The Kuri home robot, scheduled to ship its first orders in December, will be able to record video of users each time it sees their face in what maker Mayfield Robotics calls Kuri Vision. Recordings begin after Kuri uses facial recognition to identify the person within its line of vision. Kuri can also be programmed to be active or inactive based on the room in the house or time of day.
Video recorded by the mobile robot will be shared on the Kuri app. Over time, with computer vision and by paying attention to the sorts of videos a person likes or deletes in the app, Kuri learns a user’s preference based on factors like time of day, location in the house, or people involved, a Mayfield Robotics spokesperson told VentureBeat.
For the price of $799, the Kuri home robot can do an assortment of things like play music, livestream video, or alert you when your dog jumps on the couch so you can yell at her though Kuri’s speakers.
This year Kuri has learned a few other tricks, like how to dance when it hears a specific command or automatically driving itself to its charging pad when low on energy.
Expressions shown by the robot’s plastic eyelids, robotic hips, and glowing LED heart are what Kuri maker Mayfield Robotics calls romojis, and they’re expressions that let you know if Kuri understands what you’ve asked it to do.
Kuri uses lasers for spatial mapping to understand which room it’s in and to avoid running into walls or objects. If iRobot gets its way and sells its spatial data to a tech giant, companies like Mayfield could see competition from companies like Apple, Google, or Amazon.
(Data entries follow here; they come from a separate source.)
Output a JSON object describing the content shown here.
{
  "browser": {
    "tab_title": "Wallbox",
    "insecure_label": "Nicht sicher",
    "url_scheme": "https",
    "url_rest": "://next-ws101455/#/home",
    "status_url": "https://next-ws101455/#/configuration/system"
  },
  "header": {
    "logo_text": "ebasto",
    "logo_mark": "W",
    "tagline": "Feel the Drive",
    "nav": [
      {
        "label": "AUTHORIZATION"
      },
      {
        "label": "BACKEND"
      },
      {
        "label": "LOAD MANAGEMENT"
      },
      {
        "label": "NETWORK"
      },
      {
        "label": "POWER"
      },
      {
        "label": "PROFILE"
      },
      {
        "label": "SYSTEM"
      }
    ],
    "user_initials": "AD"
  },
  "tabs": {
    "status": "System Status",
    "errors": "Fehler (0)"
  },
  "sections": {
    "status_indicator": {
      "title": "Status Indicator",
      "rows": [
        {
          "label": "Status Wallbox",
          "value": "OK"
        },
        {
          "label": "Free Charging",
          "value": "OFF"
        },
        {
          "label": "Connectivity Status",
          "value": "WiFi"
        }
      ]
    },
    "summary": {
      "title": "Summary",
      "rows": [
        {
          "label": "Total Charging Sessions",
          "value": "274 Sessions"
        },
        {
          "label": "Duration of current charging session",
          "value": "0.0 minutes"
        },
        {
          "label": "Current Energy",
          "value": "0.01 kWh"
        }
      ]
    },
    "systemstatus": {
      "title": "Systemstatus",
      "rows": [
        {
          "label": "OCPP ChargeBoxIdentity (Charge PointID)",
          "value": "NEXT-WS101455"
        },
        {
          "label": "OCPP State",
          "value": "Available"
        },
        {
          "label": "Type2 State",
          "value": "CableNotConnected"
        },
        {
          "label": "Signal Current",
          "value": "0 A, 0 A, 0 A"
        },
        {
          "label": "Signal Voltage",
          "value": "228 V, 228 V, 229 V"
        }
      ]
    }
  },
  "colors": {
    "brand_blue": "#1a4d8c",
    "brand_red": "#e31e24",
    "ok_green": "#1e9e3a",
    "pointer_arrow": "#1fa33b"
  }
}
Mayfield Robotics is owned by German electronics maker Bosch. Another startup created by Bosch, Deepfield Robotics, made a robot that kills weeds on farms.